Working data:
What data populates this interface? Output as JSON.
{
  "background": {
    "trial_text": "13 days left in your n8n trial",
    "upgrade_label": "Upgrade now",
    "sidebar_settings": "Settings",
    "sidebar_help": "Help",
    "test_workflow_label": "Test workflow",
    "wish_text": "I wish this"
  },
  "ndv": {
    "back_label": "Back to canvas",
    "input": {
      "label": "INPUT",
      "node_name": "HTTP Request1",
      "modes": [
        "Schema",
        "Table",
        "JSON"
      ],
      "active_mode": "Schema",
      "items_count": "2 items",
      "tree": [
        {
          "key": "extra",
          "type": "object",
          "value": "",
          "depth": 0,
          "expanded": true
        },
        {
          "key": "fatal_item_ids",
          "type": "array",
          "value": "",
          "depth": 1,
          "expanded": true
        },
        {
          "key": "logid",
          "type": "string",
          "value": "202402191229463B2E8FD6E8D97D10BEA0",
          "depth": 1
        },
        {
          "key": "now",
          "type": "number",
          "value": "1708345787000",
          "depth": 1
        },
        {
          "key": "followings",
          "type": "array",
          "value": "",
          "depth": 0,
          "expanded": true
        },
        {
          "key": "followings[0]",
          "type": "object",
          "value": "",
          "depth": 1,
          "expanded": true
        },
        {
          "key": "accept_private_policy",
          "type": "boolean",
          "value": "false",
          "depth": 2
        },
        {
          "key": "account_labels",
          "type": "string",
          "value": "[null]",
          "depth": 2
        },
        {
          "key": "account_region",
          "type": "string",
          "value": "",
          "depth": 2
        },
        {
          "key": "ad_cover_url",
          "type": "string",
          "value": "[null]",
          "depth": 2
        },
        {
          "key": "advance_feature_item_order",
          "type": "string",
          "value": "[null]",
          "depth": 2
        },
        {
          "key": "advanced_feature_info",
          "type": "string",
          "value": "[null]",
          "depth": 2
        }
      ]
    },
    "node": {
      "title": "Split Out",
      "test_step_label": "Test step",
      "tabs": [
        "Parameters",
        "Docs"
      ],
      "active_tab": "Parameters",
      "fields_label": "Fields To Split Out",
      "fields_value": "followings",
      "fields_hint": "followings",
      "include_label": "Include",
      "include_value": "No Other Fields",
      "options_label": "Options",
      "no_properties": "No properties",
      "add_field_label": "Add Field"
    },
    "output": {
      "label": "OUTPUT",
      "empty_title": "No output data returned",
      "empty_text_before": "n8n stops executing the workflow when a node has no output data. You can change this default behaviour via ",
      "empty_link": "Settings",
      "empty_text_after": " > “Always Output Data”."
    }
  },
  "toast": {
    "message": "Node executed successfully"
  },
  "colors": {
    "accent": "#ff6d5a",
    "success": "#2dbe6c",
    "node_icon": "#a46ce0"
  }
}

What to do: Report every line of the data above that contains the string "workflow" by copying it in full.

Response area:
    "test_workflow_label": "Test workflow",
      "empty_text_before": "n8n stops executing the workflow when a node has no output data. You can change this default behaviour via ",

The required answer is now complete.